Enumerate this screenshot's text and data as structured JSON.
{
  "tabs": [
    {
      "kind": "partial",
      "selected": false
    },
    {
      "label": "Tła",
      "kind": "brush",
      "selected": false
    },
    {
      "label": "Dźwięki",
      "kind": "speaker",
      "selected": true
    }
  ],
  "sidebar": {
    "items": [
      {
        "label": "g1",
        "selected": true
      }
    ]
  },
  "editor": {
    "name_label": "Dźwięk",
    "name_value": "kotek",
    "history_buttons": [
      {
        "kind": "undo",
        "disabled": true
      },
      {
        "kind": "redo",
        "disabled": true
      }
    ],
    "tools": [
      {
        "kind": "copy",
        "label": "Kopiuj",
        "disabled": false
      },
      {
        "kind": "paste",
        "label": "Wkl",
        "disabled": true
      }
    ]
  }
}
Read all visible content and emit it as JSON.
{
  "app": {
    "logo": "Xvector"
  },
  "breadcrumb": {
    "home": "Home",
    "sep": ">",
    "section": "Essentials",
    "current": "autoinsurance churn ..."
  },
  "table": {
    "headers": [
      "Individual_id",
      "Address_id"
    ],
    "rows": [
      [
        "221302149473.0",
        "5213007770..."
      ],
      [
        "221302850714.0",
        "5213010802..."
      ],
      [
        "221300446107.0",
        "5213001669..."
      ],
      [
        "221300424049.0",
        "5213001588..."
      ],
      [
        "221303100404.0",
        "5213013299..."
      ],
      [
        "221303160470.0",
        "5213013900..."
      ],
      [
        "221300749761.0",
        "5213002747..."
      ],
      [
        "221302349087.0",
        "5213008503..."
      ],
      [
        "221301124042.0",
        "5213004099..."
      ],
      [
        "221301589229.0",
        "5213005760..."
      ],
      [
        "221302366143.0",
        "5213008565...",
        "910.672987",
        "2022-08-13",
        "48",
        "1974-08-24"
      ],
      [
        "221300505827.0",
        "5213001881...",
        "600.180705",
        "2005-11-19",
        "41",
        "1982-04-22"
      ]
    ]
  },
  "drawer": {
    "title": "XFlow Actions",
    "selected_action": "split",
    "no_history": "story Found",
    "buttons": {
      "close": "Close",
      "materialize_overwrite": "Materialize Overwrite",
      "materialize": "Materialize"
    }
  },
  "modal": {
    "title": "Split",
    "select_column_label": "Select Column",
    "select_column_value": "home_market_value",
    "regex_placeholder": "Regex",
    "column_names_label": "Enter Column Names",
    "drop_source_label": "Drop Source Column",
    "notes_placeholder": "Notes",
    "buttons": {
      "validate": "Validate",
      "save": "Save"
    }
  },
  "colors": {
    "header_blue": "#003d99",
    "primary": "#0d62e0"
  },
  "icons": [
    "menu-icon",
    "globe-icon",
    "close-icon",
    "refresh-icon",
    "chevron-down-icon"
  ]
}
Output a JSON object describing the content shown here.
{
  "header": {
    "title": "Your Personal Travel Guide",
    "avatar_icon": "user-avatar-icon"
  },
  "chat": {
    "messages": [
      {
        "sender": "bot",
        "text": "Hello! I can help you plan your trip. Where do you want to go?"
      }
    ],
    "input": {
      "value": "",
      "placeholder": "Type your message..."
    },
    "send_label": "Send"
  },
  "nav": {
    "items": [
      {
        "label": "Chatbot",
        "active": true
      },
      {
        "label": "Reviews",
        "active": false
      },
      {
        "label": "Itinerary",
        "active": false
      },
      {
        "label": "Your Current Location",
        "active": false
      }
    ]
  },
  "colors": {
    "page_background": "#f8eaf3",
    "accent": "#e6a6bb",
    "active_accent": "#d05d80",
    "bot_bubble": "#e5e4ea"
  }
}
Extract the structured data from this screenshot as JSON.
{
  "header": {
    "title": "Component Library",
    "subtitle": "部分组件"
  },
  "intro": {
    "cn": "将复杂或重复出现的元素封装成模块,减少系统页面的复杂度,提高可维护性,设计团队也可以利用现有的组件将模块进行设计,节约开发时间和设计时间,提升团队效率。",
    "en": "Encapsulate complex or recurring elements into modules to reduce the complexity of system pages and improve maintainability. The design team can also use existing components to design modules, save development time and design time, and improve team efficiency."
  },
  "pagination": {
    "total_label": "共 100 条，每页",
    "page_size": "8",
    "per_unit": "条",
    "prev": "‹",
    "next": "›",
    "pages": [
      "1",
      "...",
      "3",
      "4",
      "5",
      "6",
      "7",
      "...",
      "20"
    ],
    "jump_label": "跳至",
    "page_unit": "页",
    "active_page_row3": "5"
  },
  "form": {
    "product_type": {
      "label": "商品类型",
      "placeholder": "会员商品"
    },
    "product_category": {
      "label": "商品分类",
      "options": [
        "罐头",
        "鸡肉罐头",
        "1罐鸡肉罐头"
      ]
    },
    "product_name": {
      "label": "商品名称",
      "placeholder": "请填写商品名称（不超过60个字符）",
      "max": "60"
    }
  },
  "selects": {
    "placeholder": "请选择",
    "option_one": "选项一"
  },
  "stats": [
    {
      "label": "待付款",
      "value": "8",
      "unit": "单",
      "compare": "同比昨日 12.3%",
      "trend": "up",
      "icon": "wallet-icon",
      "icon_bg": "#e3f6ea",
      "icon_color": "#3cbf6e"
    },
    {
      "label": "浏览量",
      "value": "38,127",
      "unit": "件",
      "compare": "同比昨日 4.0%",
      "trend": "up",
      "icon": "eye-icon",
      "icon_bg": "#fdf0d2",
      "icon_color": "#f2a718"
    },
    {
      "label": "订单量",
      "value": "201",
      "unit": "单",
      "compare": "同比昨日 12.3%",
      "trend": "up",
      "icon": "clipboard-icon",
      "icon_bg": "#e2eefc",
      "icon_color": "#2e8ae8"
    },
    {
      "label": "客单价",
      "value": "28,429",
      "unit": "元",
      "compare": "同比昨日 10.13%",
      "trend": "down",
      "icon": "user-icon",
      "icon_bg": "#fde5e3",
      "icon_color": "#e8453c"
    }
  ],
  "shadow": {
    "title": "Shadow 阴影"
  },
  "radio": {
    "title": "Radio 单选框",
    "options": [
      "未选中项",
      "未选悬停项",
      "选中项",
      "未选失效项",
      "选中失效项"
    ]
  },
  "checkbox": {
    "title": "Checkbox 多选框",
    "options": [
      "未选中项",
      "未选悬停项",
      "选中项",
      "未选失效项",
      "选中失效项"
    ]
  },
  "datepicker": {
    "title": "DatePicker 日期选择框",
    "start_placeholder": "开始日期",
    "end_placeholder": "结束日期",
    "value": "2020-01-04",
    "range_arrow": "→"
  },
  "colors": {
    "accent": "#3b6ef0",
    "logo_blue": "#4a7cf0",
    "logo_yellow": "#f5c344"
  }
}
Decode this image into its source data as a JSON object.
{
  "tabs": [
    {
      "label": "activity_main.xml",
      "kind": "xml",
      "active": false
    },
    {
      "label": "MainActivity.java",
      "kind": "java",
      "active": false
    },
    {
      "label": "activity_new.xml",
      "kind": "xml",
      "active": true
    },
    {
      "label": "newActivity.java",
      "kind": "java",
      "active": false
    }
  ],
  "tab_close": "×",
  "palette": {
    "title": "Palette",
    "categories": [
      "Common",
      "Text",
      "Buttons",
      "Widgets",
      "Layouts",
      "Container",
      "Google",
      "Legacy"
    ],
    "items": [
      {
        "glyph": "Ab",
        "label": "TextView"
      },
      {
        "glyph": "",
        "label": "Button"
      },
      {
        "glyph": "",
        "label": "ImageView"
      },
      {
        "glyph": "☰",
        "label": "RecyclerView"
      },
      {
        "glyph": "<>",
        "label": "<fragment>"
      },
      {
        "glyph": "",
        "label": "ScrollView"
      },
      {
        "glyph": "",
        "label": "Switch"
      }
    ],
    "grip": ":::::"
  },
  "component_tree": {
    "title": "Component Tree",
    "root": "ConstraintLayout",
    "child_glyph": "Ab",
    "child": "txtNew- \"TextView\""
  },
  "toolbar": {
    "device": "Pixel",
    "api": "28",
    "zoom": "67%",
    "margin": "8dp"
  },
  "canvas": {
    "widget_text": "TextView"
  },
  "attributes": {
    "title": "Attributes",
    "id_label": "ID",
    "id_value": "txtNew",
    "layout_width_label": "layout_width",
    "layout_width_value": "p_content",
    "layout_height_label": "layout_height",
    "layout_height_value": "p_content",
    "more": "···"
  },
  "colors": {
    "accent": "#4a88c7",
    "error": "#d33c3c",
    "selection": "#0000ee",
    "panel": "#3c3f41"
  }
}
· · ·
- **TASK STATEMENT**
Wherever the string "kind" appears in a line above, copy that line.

- **WRITTEN SOLUTION**
      "kind": "partial",
      "kind": "brush",
      "kind": "speaker",
        "kind": "undo",
        "kind": "redo",
        "kind": "copy",
        "kind": "paste",
      "kind": "xml",
      "kind": "java",
      "kind": "xml",
      "kind": "java",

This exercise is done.